Quite frankly, I’m sure there were raised eyebrows on their side when we first started. Given that they were looking to work with earlier stage companies, we took a walk-first approach for both sides, so we can grow into the ultimate client servicing and scale out issues — not from the beginning, but as the relationship evolved.
Surprisingly, we didn’t have issues given the different sizes and cultures of our organizations. Expectations were really clear. Where an institution actually has an innovation group that has good working relationships with the business lines, the cultural expectations around walking us through and setting our expectations on the vendor onboarding process — what it means to go from POC to pilot with live customers and transactions — that wasn’t a shocker for us.
Jason Tiede, JP Morgan: Lisa hit the nail on the head with the term ‘cultural fit’. There was serendipity involved in our meeting as Lisa was ramping up her team and I was ramping up mine. We met at Finovate and hit it off in terms of understanding this market opportunity. Our teams went on the road together. That fact of wanting to go on a journey together — both physically and from a business perspective — was pretty clear from the beginning. It was nice working from a fresh board on both sides.
Jason Tiede, JP Morgan: The ultimate arbitrator in our model is our client. One of the philosophical questions we tried to answer in the beginning was whether you could apply the design thinking approach to products on the corporate or wholesale banking side. We know you can with retail banking.

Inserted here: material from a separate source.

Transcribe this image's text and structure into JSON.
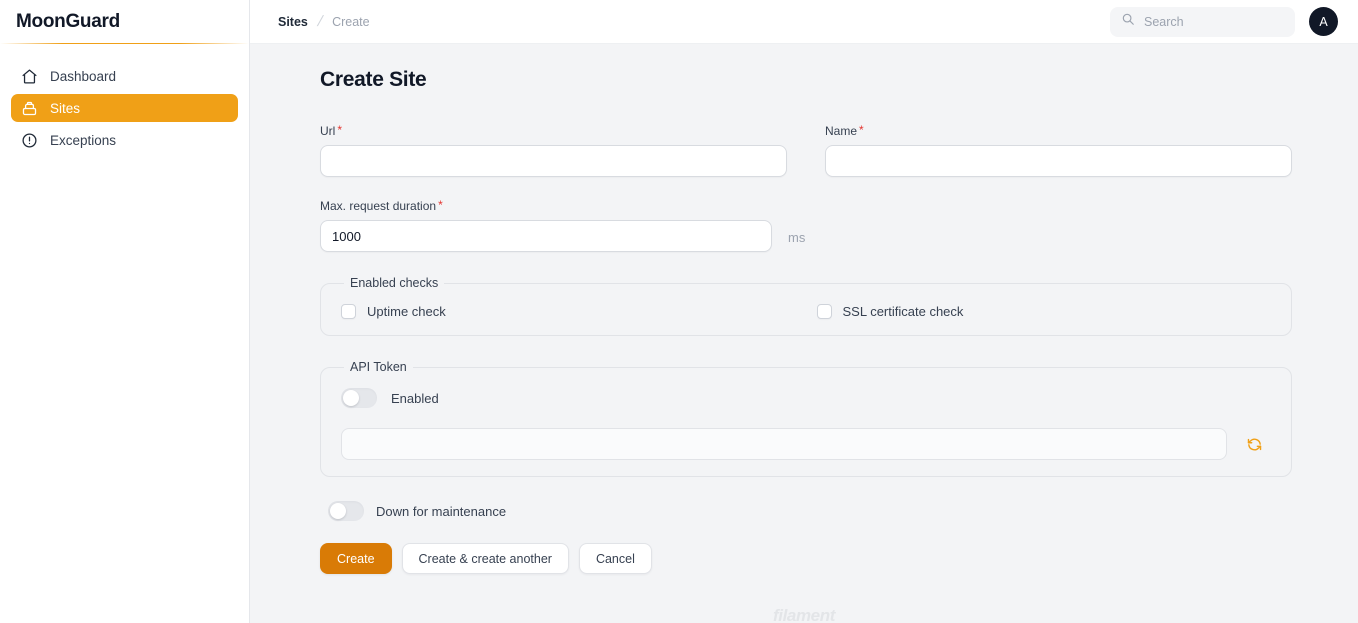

We decided to do something wild. Build a prototype and just go out on the road and meet clients and show them what we had. I would say we got about 70 percent right in our prototype. In every meeting with a client, there was this 30 percent piece that we wouldn’t have figured out within our four walls. That became the secret sauce.
Focus on value
Lisa Shields, FISPAN: We’re really concentrating on ERP and accounting integrations and broadening the number of platforms, businesses, and back office/banking services to be integrated with it. We’re really focused on embedded banking or contextual banking service delivery. That’s where we see the relationship really moving forward.
We couldn’t believe that JP Morgan allowed us in the room with clients. We would take our seat at the table as the demo dollies and it was an honored position for an engineer to come along and just listen to what the customers were saying. Pretty much after every client engagement, there would be a turn of the build the next week. That built the most excitement on our side and internally with the JP Morgan folks — they got a kick out of it because they got a chance to see products evolving in a way that they might not have been used to.
Jason Tiede, JP Morgan: In terms of scope and scale, we have over 40 of our technology clients on the platform with about 50-60 more in the sandbox. We’re seeing this drive significant revenues, liquidity and client balance deposits. Within the first year, we’re looking at billions of dollars flowing through it. By all metrics, we’re thrilled with the client receptivity and performance.